The Achilles tendon is not only the largest tendon in your body, but it’s also the strongest. You may think that this would make it low risk for tearing, but it’s also tasked with handling extreme stress every time you run, jump or push off your foot. It typically does a great job at managing this pressure, but over time repeated stress can lead to microstrains, or due to a moment of acute force, a partial or total rupture.
If you end up partially or fully tearing your Achilles tendon, odds are you’ll end up in our office or in the office of an orthopedic specialist near you. Because while the tendon can heal on its own, patients tend to have much better results going forward if they have the tendon surgically fixed. In today’s blog, we explain why our minimally invasive approach to Achilles tendon repair offers extra benefits to patients.

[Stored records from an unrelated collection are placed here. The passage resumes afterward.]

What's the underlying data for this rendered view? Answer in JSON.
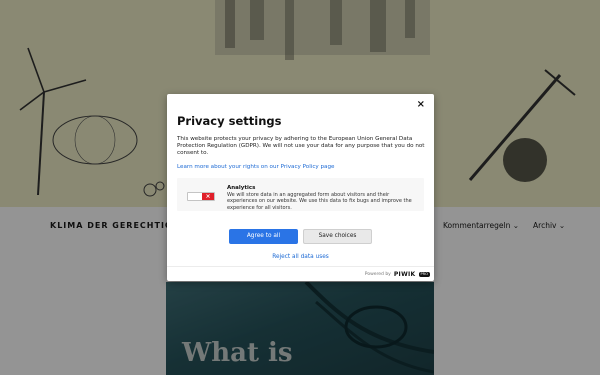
{
  "site": {
    "title": "KLIMA DER GERECHTIGK",
    "nav": [
      "Kommentarregeln",
      "Archiv"
    ],
    "feature_title": "What is"
  },
  "modal": {
    "close_label": "×",
    "title": "Privacy settings",
    "text": "This website protects your privacy by adhering to the European Union General Data Protection Regulation (GDPR). We will not use your data for any purpose that you do not consent to.",
    "link": "Learn more about your rights on our Privacy Policy page",
    "consent": {
      "title": "Analytics",
      "description": "We will store data in an aggregated form about visitors and their experiences on our website. We use this data to fix bugs and improve the experience for all visitors.",
      "toggle_state": "off"
    },
    "agree_label": "Agree to all",
    "save_label": "Save choices",
    "reject_label": "Reject all data uses",
    "powered_by": "Powered by",
    "brand": "PIWIK",
    "brand_badge": "PRO"
  },
  "colors": {
    "primary_button": "#2a74e6",
    "link": "#1d6ad4",
    "toggle_off": "#e0202a"
  }
}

Why Laparoscopic Achilles Tendon Repair Is Best
Laparoscopic surgery, also known as minimally invasive surgery, is often the preferred surgical method compared to an open operation. At our clinic, we offer what’s known as PARs (percutaneous achilles repair system) Achilles surgery. PARs Achilles tendon repair only requires that the surgeon make a very small incision, about 1-2 centimeters in length. Traditional Achilles tendon repair requires an incision of between 10-15 centimeters. A smaller incision site not only limits tissue damage, but it speeds up recovery time after surgery.
Another unique benefit of minimally invasive surgery is that it helps to cut down on some of the risks associated with the operation. For example, bleeding and the possibility of bacteria entering the surgical site are more common with larger incisions, which in turn take longer to heal and require more extensive patient wound care. Because the incision site is smaller, the risk of problematic blood loss or the development of an infection are reduced, as is the risk of scar tissue causing problems.

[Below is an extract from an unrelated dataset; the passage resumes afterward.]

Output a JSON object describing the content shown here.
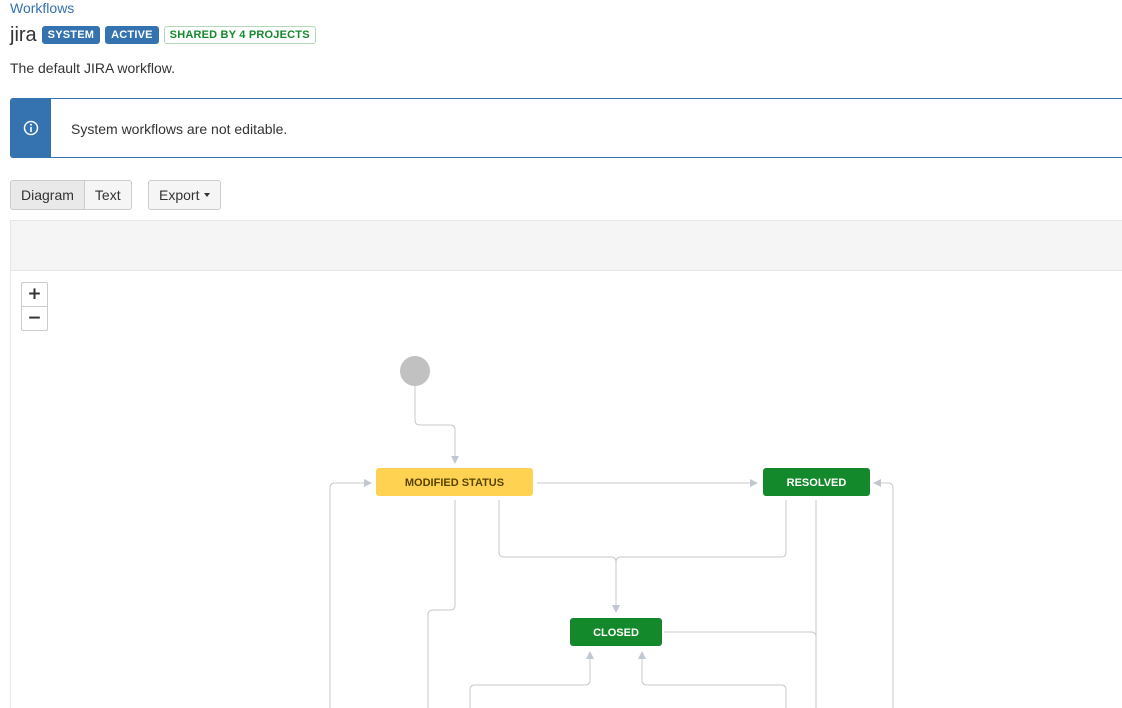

Also on that note, it’s also much easier for the patient to care for their incision site after a minimally invasive operation. Healing is quicker with a smaller incision, and there’s less likely to be complications with sutures. The location of the incision site can be reached with relative ease, so while it’s not the toughest incision site to manage after an operation, it’s going to be easier to manage a 1-2cm incision site than one that’s 5-10 times larger, as it is with the open operation.
Finally, the PARs technique allows a patient to bear weight and participate in physical therapy sooner than if they had pursued an open correction. Not only is it easier for the patient if they can bear partial and full weight sooner, but the sooner physical therapy begins, the stronger the tendon tends to be in the long term.
When comparing Achilles tendon correction techniques, the difference is clear. PARs correction offer a strong tendon repair, limits potential surgical complications, provides for easier site care, heals quicker and allows an individual to bear weight and participate in physical therapy sooner. So if it turns out that you end up needing Achilles tendon repair, turn to the team who can offer you the best type of correction. For more information, reach out to the team of surgeons at The Centers For Advanced Orthopaedics today.